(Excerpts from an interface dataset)
[Start of section]
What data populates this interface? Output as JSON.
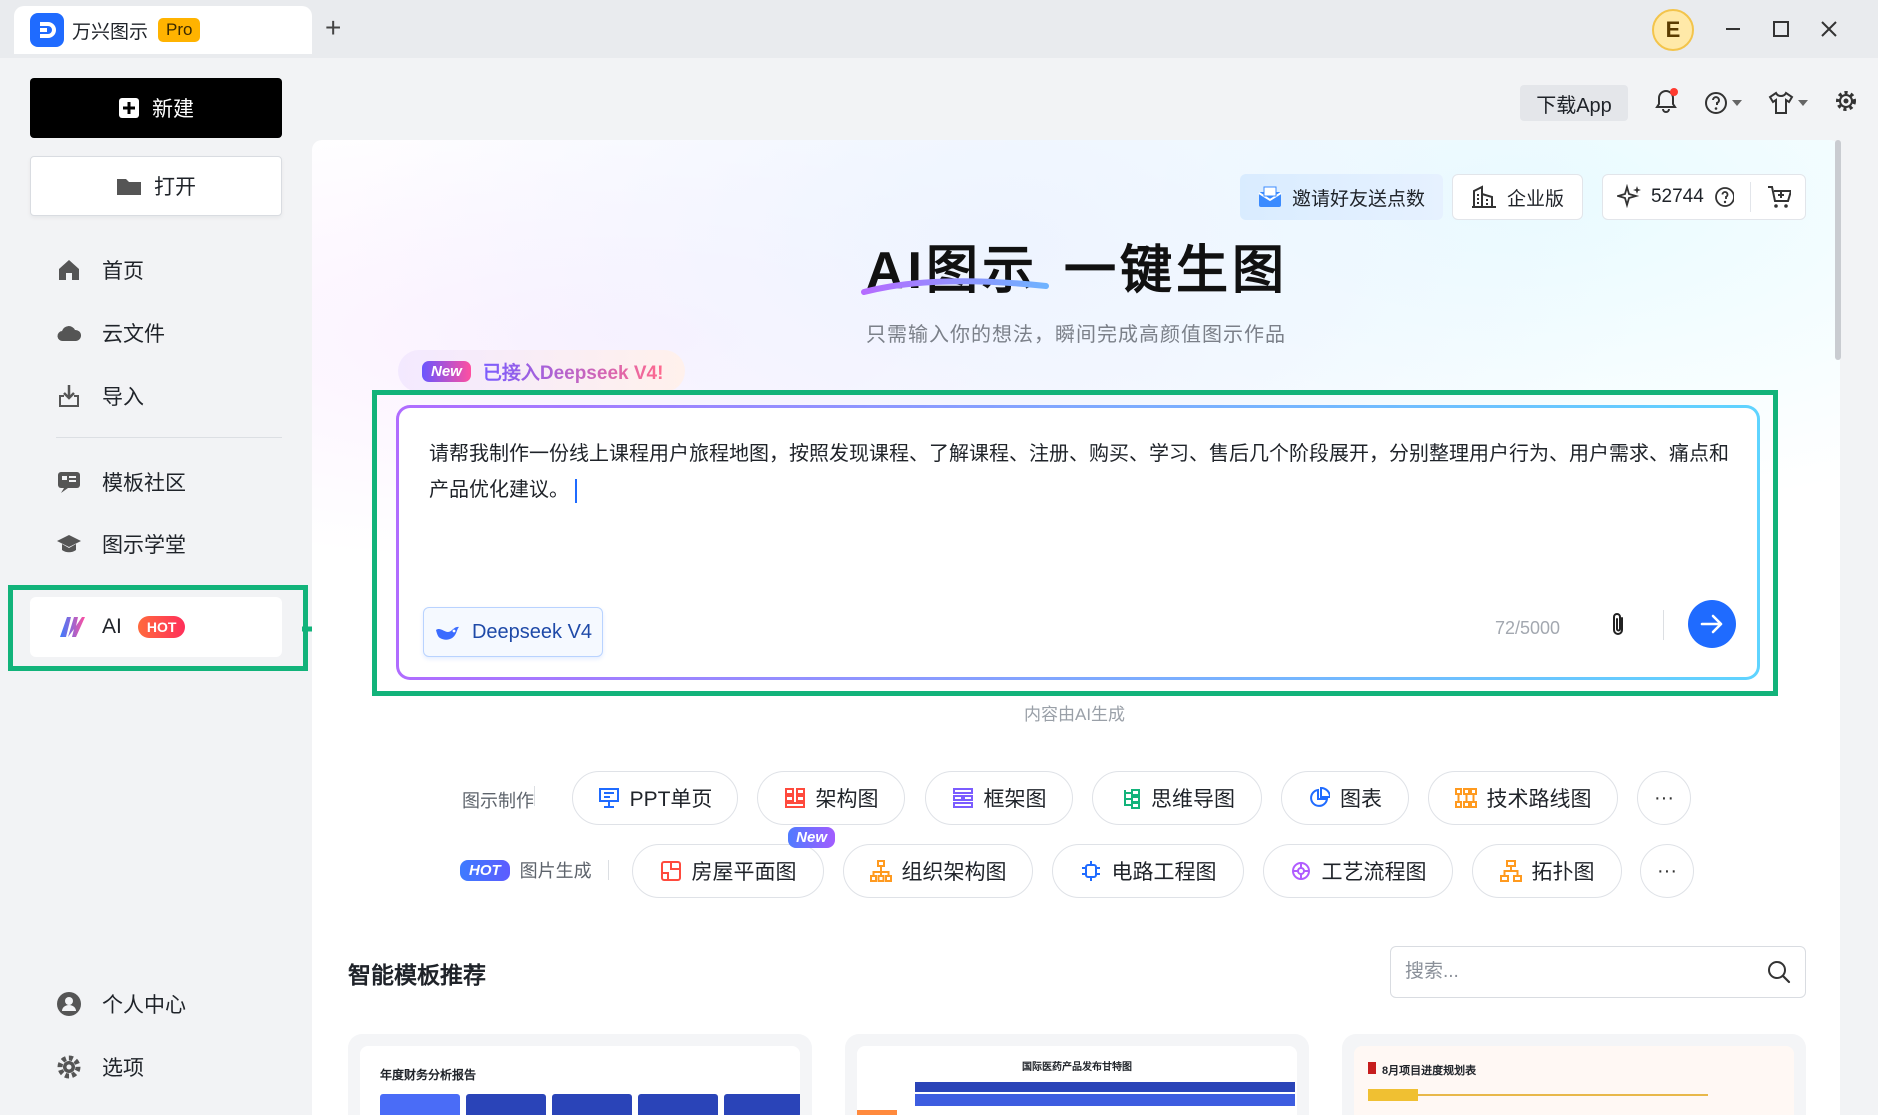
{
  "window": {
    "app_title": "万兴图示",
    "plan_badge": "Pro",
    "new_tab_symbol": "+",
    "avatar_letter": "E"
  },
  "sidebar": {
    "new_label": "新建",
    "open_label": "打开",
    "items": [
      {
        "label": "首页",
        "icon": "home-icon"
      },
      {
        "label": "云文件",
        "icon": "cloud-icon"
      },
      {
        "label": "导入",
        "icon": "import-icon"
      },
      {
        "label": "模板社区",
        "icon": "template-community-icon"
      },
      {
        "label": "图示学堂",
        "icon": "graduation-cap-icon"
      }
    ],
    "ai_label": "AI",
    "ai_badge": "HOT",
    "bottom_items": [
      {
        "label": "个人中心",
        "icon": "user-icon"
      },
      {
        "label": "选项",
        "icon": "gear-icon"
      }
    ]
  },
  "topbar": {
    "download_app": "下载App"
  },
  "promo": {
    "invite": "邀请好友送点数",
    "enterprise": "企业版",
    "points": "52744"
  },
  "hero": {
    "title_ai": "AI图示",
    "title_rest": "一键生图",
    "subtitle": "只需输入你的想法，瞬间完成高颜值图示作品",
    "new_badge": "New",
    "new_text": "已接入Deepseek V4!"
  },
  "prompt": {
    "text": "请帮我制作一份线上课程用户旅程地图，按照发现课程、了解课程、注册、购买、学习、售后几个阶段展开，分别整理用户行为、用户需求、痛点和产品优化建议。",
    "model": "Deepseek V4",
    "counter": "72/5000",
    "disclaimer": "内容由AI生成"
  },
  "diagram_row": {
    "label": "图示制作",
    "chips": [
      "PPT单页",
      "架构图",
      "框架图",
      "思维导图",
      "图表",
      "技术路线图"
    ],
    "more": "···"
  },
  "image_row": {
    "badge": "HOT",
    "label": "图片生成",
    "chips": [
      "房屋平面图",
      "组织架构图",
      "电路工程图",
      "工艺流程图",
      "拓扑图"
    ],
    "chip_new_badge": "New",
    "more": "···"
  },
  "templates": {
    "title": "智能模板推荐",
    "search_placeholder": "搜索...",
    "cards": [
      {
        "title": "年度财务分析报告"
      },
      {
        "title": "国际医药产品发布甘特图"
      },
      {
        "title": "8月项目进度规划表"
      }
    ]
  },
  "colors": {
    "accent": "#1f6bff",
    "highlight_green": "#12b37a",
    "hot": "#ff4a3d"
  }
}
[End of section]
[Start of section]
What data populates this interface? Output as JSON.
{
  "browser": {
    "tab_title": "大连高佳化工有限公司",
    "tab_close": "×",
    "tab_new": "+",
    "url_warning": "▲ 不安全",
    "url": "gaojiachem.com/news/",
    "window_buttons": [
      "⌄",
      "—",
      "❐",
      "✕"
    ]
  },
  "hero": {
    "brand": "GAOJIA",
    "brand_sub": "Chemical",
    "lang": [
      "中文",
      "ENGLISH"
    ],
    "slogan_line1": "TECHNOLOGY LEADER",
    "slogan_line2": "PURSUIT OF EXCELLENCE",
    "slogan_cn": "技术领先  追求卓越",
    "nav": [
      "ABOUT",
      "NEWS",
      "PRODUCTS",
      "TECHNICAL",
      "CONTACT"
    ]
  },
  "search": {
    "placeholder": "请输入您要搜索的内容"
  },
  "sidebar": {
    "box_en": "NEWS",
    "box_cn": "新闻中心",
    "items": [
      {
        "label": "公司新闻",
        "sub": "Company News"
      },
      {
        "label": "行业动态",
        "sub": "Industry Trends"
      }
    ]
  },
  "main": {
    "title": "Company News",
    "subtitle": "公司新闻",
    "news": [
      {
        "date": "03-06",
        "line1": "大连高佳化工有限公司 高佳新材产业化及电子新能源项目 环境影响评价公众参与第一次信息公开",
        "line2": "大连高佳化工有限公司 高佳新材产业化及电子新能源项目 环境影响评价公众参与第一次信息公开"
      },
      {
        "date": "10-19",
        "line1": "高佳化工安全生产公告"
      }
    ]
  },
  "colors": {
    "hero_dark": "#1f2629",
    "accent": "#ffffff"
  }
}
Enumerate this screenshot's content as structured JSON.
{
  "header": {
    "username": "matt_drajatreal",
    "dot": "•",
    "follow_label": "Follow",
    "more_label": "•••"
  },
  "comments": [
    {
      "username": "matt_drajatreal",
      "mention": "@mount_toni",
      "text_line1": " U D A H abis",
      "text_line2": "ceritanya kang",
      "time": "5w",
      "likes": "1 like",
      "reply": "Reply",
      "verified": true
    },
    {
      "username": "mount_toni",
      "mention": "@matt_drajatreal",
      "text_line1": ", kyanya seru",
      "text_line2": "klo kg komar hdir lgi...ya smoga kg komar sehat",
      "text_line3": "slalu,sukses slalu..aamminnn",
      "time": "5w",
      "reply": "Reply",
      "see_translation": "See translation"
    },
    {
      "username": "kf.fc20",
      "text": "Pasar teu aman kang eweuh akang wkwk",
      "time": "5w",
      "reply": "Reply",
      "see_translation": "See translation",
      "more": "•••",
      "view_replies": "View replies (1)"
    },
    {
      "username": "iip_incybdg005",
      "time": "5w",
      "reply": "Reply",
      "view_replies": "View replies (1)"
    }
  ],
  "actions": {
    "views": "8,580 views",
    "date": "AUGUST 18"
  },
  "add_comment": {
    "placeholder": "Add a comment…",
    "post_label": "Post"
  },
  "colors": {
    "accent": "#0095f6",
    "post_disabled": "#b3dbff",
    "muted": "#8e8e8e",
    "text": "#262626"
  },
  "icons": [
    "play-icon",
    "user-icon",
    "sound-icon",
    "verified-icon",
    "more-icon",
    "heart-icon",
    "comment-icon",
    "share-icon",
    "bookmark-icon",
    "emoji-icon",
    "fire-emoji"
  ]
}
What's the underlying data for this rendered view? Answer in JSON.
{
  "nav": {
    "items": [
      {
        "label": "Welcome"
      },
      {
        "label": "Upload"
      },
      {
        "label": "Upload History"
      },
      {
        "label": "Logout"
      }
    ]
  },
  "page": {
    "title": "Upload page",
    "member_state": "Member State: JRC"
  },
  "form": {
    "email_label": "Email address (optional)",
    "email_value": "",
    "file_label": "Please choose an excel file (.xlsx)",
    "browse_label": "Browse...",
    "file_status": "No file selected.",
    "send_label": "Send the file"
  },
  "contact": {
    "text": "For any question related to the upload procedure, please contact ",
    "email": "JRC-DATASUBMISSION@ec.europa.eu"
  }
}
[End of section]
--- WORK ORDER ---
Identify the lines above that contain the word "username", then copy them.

--- WRITTEN SOLUTION ---
    "username": "matt_drajatreal",
      "username": "matt_drajatreal",
      "username": "mount_toni",
      "username": "kf.fc20",
      "username": "iip_incybdg005",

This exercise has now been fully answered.